  1. Build your online profile

Having a good online profile is crucial (and is the reason I started this blog!). One thing which became very apparent was how much Google is used as a research tool by civil servants and Parliamentary researchers (who often do not get past the first page of Google results), so make sure you appear on the first page of Google and that what comes up in the results is engaging. To climb Google’s page rankings, be sure to use keywords and link back to your blog as much as possible from other websites – cross-posting is one way of doing this. WordPress is easy to use and works well with Google – you can either have a personal blog (emmawebster.org) or one which is about your field (Live Music Exchange) – aim to update it every week if possible. Twitter is also highly recommended as a means of building contacts, keeping on top of latest research and government business, and getting your own research out there – combining your research postings with more personal stuff is not easy but aim to emulate other academics who you think use Twitter effectively.

  1. Keep up with the latest issues in Parliament

The sooner you can engage with policy-makers and decision-makers, the better, so keep an eye out for future ‘windows of opportunity’ for which your research may be relevant and useful. To ensure that you are up-to-date with issues within your field of interest, read the Queen’s speech at the start of each session as it sets out the government’s policies and proposed legislative programme for the new parliamentary session – for the Queen’s speech 2015, click here. The other place to keep an eye on Parliamentary business to track current bills, keep up with committees, and follow topical issues.
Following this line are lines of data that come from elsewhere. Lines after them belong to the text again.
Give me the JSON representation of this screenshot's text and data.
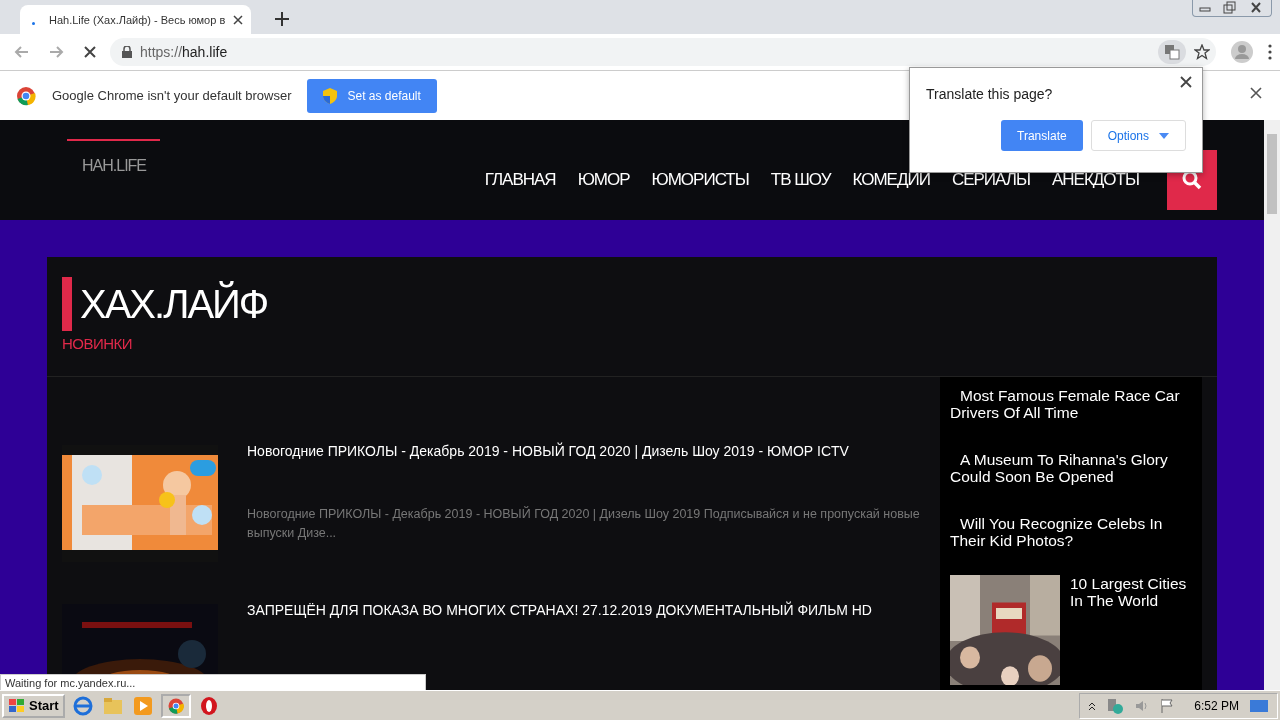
{
  "browser": {
    "tab": {
      "title": "Hah.Life (Хах.Лайф) - Весь юмор в"
    },
    "url_scheme": "https://",
    "url_host": "hah.life"
  },
  "infobar": {
    "text": "Google Chrome isn't your default browser",
    "button": "Set as default"
  },
  "translate_popup": {
    "title": "Translate this page?",
    "buttons": [
      "Translate",
      "Options"
    ]
  },
  "site": {
    "logo": "HAH.LIFE",
    "nav": [
      "ГЛАВНАЯ",
      "ЮМОР",
      "ЮМОРИСТЫ",
      "ТВ ШОУ",
      "КОМЕДИИ",
      "СЕРИАЛЫ",
      "АНЕКДОТЫ"
    ],
    "heading": "ХАХ.ЛАЙФ",
    "subheading": "НОВИНКИ"
  },
  "videos": [
    {
      "title": "Новогодние ПРИКОЛЫ - Декабрь 2019 - НОВЫЙ ГОД 2020 | Дизель Шоу 2019 - ЮМОР ICTV",
      "description": "Новогодние ПРИКОЛЫ - Декабрь 2019 - НОВЫЙ ГОД 2020 | Дизель Шоу 2019 Подписывайся и не пропускай новые выпуски Дизе..."
    },
    {
      "title": "ЗАПРЕЩЁН ДЛЯ ПОКАЗА ВО МНОГИХ СТРАНАХ! 27.12.2019 ДОКУМЕНТАЛЬНЫЙ ФИЛЬМ HD"
    }
  ],
  "sidebar": [
    {
      "kind": "text",
      "title": "Most Famous Female Race Car Drivers Of All Time"
    },
    {
      "kind": "text",
      "title": "A Museum To Rihanna's Glory Could Soon Be Opened"
    },
    {
      "kind": "text",
      "title": "Will You Recognize Celebs In Their Kid Photos?"
    },
    {
      "kind": "picture",
      "title": "10 Largest Cities In The World"
    }
  ],
  "status_bubble": "Waiting for mc.yandex.ru...",
  "taskbar": {
    "start": "Start",
    "clock": "6:52 PM"
  }
}
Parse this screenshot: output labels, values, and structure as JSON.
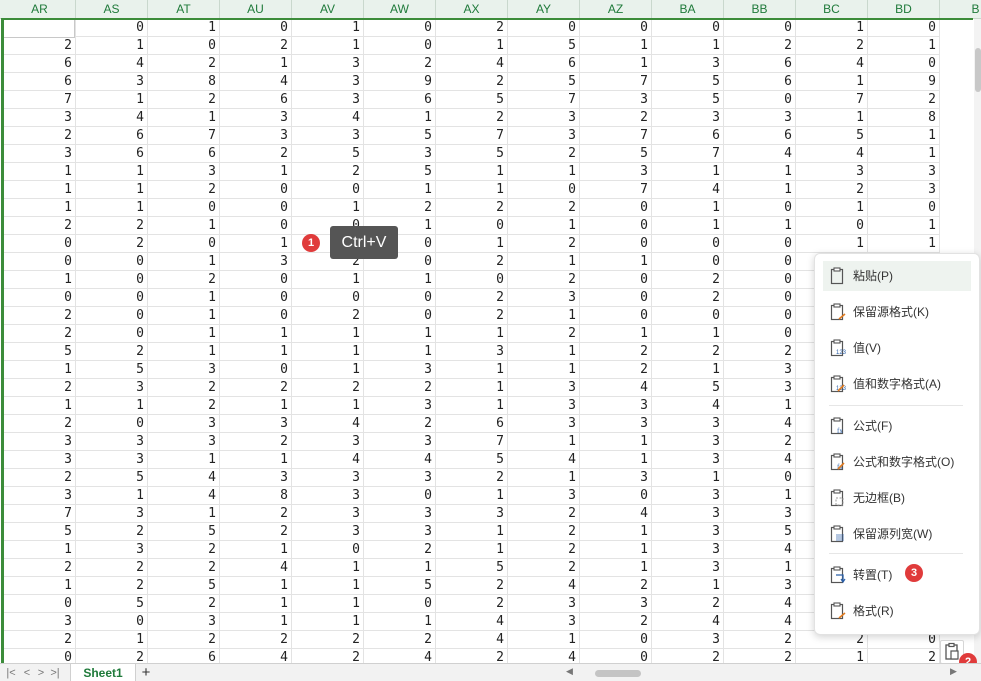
{
  "columns": [
    "AR",
    "AS",
    "AT",
    "AU",
    "AV",
    "AW",
    "AX",
    "AY",
    "AZ",
    "BA",
    "BB",
    "BC",
    "BD",
    "B"
  ],
  "rows": [
    [
      0,
      0,
      1,
      0,
      1,
      0,
      2,
      0,
      0,
      0,
      0,
      1,
      0
    ],
    [
      2,
      1,
      0,
      2,
      1,
      0,
      1,
      5,
      1,
      1,
      2,
      2,
      1
    ],
    [
      6,
      4,
      2,
      1,
      3,
      2,
      4,
      6,
      1,
      3,
      6,
      4,
      0
    ],
    [
      6,
      3,
      8,
      4,
      3,
      9,
      2,
      5,
      7,
      5,
      6,
      1,
      9
    ],
    [
      7,
      1,
      2,
      6,
      3,
      6,
      5,
      7,
      3,
      5,
      0,
      7,
      2
    ],
    [
      3,
      4,
      1,
      3,
      4,
      1,
      2,
      3,
      2,
      3,
      3,
      1,
      8
    ],
    [
      2,
      6,
      7,
      3,
      3,
      5,
      7,
      3,
      7,
      6,
      6,
      5,
      1
    ],
    [
      3,
      6,
      6,
      2,
      5,
      3,
      5,
      2,
      5,
      7,
      4,
      4,
      1
    ],
    [
      1,
      1,
      3,
      1,
      2,
      5,
      1,
      1,
      3,
      1,
      1,
      3,
      3
    ],
    [
      1,
      1,
      2,
      0,
      0,
      1,
      1,
      0,
      7,
      4,
      1,
      2,
      3
    ],
    [
      1,
      1,
      0,
      0,
      1,
      2,
      2,
      2,
      0,
      1,
      0,
      1,
      0
    ],
    [
      2,
      2,
      1,
      0,
      0,
      1,
      0,
      1,
      0,
      1,
      1,
      0,
      1
    ],
    [
      0,
      2,
      0,
      1,
      0,
      0,
      1,
      2,
      0,
      0,
      0,
      1,
      1
    ],
    [
      0,
      0,
      1,
      3,
      2,
      0,
      2,
      1,
      1,
      0,
      0,
      "",
      ""
    ],
    [
      1,
      0,
      2,
      0,
      1,
      1,
      0,
      2,
      0,
      2,
      0,
      "",
      ""
    ],
    [
      0,
      0,
      1,
      0,
      0,
      0,
      2,
      3,
      0,
      2,
      0,
      "",
      ""
    ],
    [
      2,
      0,
      1,
      0,
      2,
      0,
      2,
      1,
      0,
      0,
      0,
      "",
      ""
    ],
    [
      2,
      0,
      1,
      1,
      1,
      1,
      1,
      2,
      1,
      1,
      0,
      "",
      ""
    ],
    [
      5,
      2,
      1,
      1,
      1,
      1,
      3,
      1,
      2,
      2,
      2,
      "",
      ""
    ],
    [
      1,
      5,
      3,
      0,
      1,
      3,
      1,
      1,
      2,
      1,
      3,
      "",
      ""
    ],
    [
      2,
      3,
      2,
      2,
      2,
      2,
      1,
      3,
      4,
      5,
      3,
      "",
      ""
    ],
    [
      1,
      1,
      2,
      1,
      1,
      3,
      1,
      3,
      3,
      4,
      1,
      "",
      ""
    ],
    [
      2,
      0,
      3,
      3,
      4,
      2,
      6,
      3,
      3,
      3,
      4,
      "",
      ""
    ],
    [
      3,
      3,
      3,
      2,
      3,
      3,
      7,
      1,
      1,
      3,
      2,
      "",
      ""
    ],
    [
      3,
      3,
      1,
      1,
      4,
      4,
      5,
      4,
      1,
      3,
      4,
      "",
      ""
    ],
    [
      2,
      5,
      4,
      3,
      3,
      3,
      2,
      1,
      3,
      1,
      0,
      "",
      ""
    ],
    [
      3,
      1,
      4,
      8,
      3,
      0,
      1,
      3,
      0,
      3,
      1,
      "",
      ""
    ],
    [
      7,
      3,
      1,
      2,
      3,
      3,
      3,
      2,
      4,
      3,
      3,
      "",
      ""
    ],
    [
      5,
      2,
      5,
      2,
      3,
      3,
      1,
      2,
      1,
      3,
      5,
      "",
      ""
    ],
    [
      1,
      3,
      2,
      1,
      0,
      2,
      1,
      2,
      1,
      3,
      4,
      "",
      ""
    ],
    [
      2,
      2,
      2,
      4,
      1,
      1,
      5,
      2,
      1,
      3,
      1,
      "",
      ""
    ],
    [
      1,
      2,
      5,
      1,
      1,
      5,
      2,
      4,
      2,
      1,
      3,
      "",
      ""
    ],
    [
      0,
      5,
      2,
      1,
      1,
      0,
      2,
      3,
      3,
      2,
      4,
      "",
      ""
    ],
    [
      3,
      0,
      3,
      1,
      1,
      1,
      4,
      3,
      2,
      4,
      4,
      "",
      ""
    ],
    [
      2,
      1,
      2,
      2,
      2,
      2,
      4,
      1,
      0,
      3,
      2,
      2,
      0
    ],
    [
      0,
      2,
      6,
      4,
      2,
      4,
      2,
      4,
      0,
      2,
      2,
      1,
      2
    ]
  ],
  "tooltip": {
    "text": "Ctrl+V",
    "step": "1"
  },
  "step2": "2",
  "step3": "3",
  "menu": {
    "items": [
      {
        "label": "粘贴(P)",
        "icon": "paste-icon"
      },
      {
        "label": "保留源格式(K)",
        "icon": "paste-keep-format-icon"
      },
      {
        "label": "值(V)",
        "icon": "paste-values-icon"
      },
      {
        "label": "值和数字格式(A)",
        "icon": "paste-values-number-format-icon"
      },
      {
        "label": "公式(F)",
        "icon": "paste-formula-icon"
      },
      {
        "label": "公式和数字格式(O)",
        "icon": "paste-formula-number-format-icon"
      },
      {
        "label": "无边框(B)",
        "icon": "paste-no-border-icon"
      },
      {
        "label": "保留源列宽(W)",
        "icon": "paste-keep-width-icon"
      },
      {
        "label": "转置(T)",
        "icon": "paste-transpose-icon"
      },
      {
        "label": "格式(R)",
        "icon": "paste-format-icon"
      }
    ]
  },
  "sheet": {
    "tab": "Sheet1",
    "add_label": "+"
  },
  "nav": {
    "first": "|<",
    "prev": "<",
    "next": ">",
    "last": ">|"
  },
  "colors": {
    "accent": "#1f7a3a",
    "selection": "#3c8c3a",
    "badge": "#e03b3b"
  }
}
Finally, keep an eye out for the next ‘Engaging with Government’ course – it was a truly excellent three days and comes highly recommended!